What is needed:
Without including the pictures, copy out every line below.

Data for this task:
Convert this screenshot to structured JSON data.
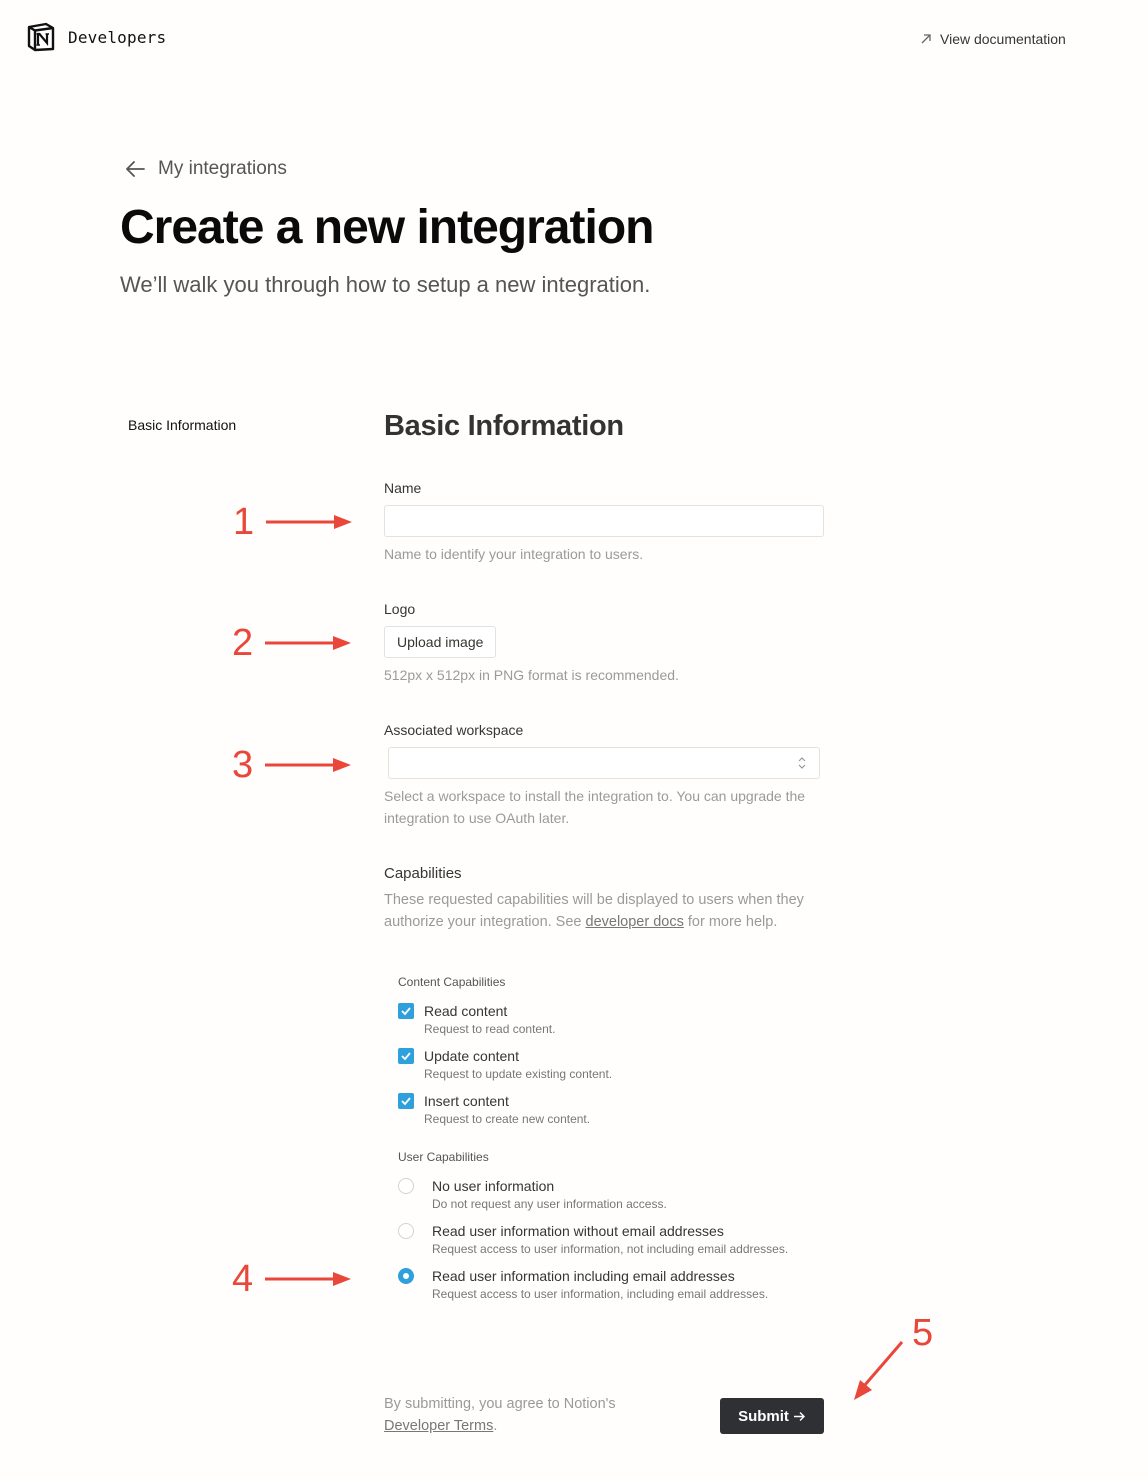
{
  "header": {
    "brand": "Developers",
    "doc_link": "View documentation"
  },
  "page": {
    "back_link": "My integrations",
    "title": "Create a new integration",
    "subtitle": "We’ll walk you through how to setup a new integration."
  },
  "side_nav": {
    "items": [
      {
        "label": "Basic Information"
      }
    ]
  },
  "form": {
    "section_title": "Basic Information",
    "name": {
      "label": "Name",
      "value": "",
      "help": "Name to identify your integration to users."
    },
    "logo": {
      "label": "Logo",
      "button": "Upload image",
      "help": "512px x 512px in PNG format is recommended."
    },
    "workspace": {
      "label": "Associated workspace",
      "value": "",
      "help": "Select a workspace to install the integration to. You can upgrade the integration to use OAuth later."
    },
    "capabilities": {
      "label": "Capabilities",
      "help_prefix": "These requested capabilities will be displayed to users when they authorize your integration. See ",
      "help_link": "developer docs",
      "help_suffix": " for more help.",
      "content_group_label": "Content Capabilities",
      "content": [
        {
          "title": "Read content",
          "desc": "Request to read content.",
          "checked": true
        },
        {
          "title": "Update content",
          "desc": "Request to update existing content.",
          "checked": true
        },
        {
          "title": "Insert content",
          "desc": "Request to create new content.",
          "checked": true
        }
      ],
      "user_group_label": "User Capabilities",
      "user": [
        {
          "title": "No user information",
          "desc": "Do not request any user information access.",
          "selected": false
        },
        {
          "title": "Read user information without email addresses",
          "desc": "Request access to user information, not including email addresses.",
          "selected": false
        },
        {
          "title": "Read user information including email addresses",
          "desc": "Request access to user information, including email addresses.",
          "selected": true
        }
      ]
    },
    "terms_prefix": "By submitting, you agree to Notion's ",
    "terms_link": "Developer Terms",
    "terms_suffix": ".",
    "submit": "Submit"
  },
  "annotations": [
    "1",
    "2",
    "3",
    "4",
    "5"
  ],
  "colors": {
    "accent": "#2ea0dc",
    "submit_bg": "#2f3033",
    "annotation": "#e8473a"
  }
}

Completed exercise:
Convert this screenshot to structured JSON data.
{
  "header": {
    "brand": "Developers",
    "doc_link": "View documentation"
  },
  "page": {
    "back_link": "My integrations",
    "title": "Create a new integration",
    "subtitle": "We’ll walk you through how to setup a new integration."
  },
  "side_nav": {
    "items": [
      {
        "label": "Basic Information"
      }
    ]
  },
  "form": {
    "section_title": "Basic Information",
    "name": {
      "label": "Name",
      "value": "",
      "help": "Name to identify your integration to users."
    },
    "logo": {
      "label": "Logo",
      "button": "Upload image",
      "help": "512px x 512px in PNG format is recommended."
    },
    "workspace": {
      "label": "Associated workspace",
      "value": "",
      "help": "Select a workspace to install the integration to. You can upgrade the integration to use OAuth later."
    },
    "capabilities": {
      "label": "Capabilities",
      "help_prefix": "These requested capabilities will be displayed to users when they authorize your integration. See ",
      "help_link": "developer docs",
      "help_suffix": " for more help.",
      "content_group_label": "Content Capabilities",
      "content": [
        {
          "title": "Read content",
          "desc": "Request to read content.",
          "checked": true
        },
        {
          "title": "Update content",
          "desc": "Request to update existing content.",
          "checked": true
        },
        {
          "title": "Insert content",
          "desc": "Request to create new content.",
          "checked": true
        }
      ],
      "user_group_label": "User Capabilities",
      "user": [
        {
          "title": "No user information",
          "desc": "Do not request any user information access.",
          "selected": false
        },
        {
          "title": "Read user information without email addresses",
          "desc": "Request access to user information, not including email addresses.",
          "selected": false
        },
        {
          "title": "Read user information including email addresses",
          "desc": "Request access to user information, including email addresses.",
          "selected": true
        }
      ]
    },
    "terms_prefix": "By submitting, you agree to Notion's ",
    "terms_link": "Developer Terms",
    "terms_suffix": ".",
    "submit": "Submit"
  },
  "annotations": [
    "1",
    "2",
    "3",
    "4",
    "5"
  ],
  "colors": {
    "accent": "#2ea0dc",
    "submit_bg": "#2f3033",
    "annotation": "#e8473a"
  }
}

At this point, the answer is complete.